Task goal –
Would you count the lines in the material below that include the string "keep"? Only the number is needed.

Data –
──────
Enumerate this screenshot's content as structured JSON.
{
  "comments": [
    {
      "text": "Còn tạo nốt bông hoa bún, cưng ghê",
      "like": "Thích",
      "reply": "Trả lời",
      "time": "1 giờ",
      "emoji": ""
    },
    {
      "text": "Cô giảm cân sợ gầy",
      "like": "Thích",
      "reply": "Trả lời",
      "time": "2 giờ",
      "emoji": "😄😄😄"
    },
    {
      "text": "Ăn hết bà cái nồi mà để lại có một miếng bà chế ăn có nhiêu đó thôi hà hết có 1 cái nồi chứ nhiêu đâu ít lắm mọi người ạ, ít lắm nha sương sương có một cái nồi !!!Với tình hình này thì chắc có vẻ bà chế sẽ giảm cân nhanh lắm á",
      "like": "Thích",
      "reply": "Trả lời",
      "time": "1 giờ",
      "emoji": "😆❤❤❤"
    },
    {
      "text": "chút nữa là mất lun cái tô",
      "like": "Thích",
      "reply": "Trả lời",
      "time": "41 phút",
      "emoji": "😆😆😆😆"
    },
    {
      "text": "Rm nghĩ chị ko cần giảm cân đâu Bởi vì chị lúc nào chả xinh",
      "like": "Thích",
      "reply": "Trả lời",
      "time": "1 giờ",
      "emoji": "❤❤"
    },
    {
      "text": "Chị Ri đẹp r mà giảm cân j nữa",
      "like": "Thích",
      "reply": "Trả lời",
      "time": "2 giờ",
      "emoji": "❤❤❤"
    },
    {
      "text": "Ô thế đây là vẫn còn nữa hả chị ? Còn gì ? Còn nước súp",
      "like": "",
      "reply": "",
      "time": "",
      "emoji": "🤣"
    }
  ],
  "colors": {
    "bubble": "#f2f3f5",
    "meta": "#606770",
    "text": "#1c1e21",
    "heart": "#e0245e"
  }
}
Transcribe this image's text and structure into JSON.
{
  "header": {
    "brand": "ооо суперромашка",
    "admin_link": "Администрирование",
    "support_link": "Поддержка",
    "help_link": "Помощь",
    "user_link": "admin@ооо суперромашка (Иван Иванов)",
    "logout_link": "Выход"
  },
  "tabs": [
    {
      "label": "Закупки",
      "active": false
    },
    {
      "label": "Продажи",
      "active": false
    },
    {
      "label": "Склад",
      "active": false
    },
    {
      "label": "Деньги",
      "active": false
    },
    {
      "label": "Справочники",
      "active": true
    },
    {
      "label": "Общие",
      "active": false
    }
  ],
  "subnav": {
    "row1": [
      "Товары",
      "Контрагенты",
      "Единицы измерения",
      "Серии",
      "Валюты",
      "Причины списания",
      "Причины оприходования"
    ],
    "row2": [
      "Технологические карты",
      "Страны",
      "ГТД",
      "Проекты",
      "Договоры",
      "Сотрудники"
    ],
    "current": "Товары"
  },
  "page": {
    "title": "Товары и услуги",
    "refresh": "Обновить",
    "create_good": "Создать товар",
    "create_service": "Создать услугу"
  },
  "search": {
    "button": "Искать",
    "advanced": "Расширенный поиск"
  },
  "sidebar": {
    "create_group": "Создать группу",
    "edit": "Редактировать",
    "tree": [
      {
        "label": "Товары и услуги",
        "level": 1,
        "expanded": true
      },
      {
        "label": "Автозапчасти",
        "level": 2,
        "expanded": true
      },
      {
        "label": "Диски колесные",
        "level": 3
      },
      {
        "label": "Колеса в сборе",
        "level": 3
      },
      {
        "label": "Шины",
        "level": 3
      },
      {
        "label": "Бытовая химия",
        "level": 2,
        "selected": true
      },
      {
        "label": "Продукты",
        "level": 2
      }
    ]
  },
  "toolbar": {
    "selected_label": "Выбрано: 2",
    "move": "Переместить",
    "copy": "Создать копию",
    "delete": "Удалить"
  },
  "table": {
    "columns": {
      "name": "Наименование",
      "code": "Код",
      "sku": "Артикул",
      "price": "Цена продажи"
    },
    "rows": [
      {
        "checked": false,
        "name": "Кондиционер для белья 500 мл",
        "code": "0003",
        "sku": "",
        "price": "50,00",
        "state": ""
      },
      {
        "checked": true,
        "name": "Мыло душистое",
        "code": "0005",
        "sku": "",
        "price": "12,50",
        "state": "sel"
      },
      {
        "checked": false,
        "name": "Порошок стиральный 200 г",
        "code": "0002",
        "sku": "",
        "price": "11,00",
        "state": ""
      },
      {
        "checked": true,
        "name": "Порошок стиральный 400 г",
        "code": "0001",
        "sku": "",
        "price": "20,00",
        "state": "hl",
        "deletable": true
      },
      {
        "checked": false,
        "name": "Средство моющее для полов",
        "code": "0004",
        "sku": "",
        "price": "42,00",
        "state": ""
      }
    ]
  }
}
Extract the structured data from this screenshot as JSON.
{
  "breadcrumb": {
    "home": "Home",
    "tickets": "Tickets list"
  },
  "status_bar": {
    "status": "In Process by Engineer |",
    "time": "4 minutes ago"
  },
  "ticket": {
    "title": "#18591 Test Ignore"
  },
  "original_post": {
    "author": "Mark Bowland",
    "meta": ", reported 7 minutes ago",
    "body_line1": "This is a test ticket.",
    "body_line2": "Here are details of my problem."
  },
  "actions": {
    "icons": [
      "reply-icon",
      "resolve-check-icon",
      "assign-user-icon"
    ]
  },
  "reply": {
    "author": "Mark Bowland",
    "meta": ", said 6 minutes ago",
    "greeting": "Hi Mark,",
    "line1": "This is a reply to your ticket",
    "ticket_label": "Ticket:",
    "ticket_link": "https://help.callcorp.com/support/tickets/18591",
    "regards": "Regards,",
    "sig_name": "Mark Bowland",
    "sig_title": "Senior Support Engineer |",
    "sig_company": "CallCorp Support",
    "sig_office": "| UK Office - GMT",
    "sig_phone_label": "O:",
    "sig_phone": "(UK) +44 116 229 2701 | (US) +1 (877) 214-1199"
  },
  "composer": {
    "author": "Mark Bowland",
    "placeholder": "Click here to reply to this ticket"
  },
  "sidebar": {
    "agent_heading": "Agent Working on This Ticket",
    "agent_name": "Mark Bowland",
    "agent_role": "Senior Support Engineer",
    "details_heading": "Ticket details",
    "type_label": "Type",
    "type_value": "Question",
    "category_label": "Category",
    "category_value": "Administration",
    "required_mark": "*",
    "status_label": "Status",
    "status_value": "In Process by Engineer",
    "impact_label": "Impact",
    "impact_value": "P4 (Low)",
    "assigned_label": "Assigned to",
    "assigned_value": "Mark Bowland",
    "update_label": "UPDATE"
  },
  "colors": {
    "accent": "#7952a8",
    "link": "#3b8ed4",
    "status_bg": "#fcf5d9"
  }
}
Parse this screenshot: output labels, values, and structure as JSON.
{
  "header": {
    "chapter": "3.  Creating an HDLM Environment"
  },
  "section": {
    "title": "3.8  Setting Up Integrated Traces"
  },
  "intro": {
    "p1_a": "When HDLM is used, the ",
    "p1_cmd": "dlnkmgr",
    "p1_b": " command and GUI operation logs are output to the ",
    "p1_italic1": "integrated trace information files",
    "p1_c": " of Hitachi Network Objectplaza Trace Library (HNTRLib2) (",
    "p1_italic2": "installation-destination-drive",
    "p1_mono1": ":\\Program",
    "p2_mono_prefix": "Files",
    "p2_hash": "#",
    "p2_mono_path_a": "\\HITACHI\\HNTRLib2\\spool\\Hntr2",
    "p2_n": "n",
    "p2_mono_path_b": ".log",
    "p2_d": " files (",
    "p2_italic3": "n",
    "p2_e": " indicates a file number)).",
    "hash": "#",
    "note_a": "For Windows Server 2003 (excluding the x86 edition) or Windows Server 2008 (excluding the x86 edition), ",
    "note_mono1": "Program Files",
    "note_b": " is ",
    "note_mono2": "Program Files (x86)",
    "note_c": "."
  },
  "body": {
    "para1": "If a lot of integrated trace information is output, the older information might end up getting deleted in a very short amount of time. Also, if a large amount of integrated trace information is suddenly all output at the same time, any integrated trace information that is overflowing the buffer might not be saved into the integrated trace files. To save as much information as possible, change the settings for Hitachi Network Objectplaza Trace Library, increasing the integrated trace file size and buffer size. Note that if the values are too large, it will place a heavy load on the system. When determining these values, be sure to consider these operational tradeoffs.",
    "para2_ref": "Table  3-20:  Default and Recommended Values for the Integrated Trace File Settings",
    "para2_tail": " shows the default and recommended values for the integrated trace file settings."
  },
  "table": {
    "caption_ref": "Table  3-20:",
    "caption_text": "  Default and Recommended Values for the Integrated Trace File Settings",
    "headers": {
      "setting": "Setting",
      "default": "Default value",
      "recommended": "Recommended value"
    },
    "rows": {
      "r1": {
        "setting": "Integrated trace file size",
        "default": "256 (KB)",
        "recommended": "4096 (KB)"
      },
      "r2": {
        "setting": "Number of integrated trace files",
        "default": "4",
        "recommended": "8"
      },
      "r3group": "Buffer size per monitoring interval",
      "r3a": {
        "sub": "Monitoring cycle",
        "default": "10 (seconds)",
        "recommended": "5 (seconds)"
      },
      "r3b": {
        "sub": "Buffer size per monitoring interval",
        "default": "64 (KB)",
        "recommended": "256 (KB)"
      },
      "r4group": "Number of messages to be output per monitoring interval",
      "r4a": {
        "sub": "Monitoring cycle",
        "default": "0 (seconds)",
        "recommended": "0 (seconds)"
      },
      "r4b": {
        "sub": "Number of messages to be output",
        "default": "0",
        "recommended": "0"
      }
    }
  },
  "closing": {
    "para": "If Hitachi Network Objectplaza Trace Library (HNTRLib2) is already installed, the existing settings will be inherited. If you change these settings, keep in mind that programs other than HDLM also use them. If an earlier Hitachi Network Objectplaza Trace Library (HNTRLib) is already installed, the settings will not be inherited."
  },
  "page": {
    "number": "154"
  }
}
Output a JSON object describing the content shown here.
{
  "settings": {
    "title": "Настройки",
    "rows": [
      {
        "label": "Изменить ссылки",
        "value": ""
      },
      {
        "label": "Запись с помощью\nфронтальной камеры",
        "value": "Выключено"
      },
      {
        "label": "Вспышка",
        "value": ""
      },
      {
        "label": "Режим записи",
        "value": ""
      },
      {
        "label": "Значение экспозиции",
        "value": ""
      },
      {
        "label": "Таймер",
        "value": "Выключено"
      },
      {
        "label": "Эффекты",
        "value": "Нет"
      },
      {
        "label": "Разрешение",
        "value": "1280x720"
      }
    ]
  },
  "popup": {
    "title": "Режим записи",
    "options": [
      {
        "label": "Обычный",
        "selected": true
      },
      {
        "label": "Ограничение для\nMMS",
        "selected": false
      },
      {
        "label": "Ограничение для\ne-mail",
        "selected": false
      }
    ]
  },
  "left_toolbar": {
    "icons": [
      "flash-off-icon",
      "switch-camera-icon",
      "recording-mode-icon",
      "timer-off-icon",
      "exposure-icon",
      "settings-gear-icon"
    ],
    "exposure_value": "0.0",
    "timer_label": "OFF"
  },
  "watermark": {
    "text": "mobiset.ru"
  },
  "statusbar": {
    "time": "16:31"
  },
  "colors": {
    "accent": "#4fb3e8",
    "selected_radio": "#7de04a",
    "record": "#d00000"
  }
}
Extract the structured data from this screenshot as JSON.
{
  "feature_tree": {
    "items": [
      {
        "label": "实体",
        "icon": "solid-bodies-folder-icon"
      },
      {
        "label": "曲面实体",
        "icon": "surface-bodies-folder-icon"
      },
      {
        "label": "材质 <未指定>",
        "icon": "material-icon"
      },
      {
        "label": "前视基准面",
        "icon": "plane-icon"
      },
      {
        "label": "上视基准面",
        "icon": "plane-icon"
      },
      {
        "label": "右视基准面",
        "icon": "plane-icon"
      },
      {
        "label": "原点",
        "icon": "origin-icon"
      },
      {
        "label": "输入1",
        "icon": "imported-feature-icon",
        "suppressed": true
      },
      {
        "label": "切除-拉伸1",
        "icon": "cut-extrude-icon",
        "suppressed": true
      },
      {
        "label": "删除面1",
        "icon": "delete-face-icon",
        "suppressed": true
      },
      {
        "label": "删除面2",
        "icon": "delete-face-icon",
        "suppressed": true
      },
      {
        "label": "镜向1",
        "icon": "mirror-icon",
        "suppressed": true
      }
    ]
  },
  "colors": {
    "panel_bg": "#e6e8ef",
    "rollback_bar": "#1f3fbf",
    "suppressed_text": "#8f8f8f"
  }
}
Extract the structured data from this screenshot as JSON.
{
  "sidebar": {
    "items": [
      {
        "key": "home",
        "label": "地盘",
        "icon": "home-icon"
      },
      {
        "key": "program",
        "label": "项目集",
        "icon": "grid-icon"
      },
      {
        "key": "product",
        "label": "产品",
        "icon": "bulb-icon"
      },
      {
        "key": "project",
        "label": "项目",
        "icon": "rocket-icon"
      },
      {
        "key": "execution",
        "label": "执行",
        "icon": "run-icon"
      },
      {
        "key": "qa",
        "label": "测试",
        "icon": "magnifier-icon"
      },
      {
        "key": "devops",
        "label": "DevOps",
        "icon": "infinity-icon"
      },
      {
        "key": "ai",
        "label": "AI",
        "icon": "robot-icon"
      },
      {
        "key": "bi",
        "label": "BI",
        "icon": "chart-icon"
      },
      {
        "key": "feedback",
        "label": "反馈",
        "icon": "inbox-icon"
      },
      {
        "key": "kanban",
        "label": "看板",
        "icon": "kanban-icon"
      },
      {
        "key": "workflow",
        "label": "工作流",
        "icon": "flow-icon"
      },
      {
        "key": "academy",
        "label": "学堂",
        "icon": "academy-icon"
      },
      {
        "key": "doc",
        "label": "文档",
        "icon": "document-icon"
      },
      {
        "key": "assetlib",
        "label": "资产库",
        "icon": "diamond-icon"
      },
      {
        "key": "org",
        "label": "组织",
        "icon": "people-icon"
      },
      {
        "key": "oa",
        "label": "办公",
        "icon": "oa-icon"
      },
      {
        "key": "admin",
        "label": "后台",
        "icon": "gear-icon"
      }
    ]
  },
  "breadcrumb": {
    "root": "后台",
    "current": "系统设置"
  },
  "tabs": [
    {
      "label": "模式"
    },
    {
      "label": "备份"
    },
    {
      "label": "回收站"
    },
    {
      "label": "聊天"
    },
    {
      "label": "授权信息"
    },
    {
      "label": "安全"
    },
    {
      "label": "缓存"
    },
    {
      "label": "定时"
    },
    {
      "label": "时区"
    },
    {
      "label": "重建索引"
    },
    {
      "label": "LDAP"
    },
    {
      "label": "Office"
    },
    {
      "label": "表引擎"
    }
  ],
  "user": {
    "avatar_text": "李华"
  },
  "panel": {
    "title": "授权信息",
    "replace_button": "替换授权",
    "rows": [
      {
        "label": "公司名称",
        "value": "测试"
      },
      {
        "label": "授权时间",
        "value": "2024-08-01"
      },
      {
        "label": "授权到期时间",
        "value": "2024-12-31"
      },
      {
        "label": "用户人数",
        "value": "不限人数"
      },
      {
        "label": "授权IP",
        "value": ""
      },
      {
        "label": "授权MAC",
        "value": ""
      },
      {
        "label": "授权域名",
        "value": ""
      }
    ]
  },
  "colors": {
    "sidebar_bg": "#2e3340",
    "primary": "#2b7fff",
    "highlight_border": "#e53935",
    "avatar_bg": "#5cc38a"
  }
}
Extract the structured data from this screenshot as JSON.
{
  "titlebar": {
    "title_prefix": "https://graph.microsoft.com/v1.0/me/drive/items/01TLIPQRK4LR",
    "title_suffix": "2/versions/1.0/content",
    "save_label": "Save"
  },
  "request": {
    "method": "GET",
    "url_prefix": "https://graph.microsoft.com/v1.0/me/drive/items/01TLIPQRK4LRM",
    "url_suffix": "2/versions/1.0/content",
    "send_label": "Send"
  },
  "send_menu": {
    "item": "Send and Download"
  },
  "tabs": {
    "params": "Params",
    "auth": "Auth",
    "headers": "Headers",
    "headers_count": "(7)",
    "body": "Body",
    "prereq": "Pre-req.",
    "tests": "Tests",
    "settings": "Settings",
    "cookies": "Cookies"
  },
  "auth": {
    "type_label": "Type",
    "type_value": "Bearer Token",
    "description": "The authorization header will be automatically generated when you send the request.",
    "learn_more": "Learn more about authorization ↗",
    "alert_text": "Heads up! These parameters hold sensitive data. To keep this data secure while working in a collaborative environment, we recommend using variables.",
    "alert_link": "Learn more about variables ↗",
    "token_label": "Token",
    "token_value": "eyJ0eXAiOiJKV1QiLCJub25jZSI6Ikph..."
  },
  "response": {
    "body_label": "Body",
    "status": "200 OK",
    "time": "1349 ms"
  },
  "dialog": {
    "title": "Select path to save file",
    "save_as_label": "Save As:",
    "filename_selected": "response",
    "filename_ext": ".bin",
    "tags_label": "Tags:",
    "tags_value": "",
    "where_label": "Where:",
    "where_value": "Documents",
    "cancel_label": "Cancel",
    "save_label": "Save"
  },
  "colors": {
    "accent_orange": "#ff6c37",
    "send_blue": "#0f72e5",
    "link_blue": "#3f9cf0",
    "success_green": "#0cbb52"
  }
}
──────
Response to the exercise –
2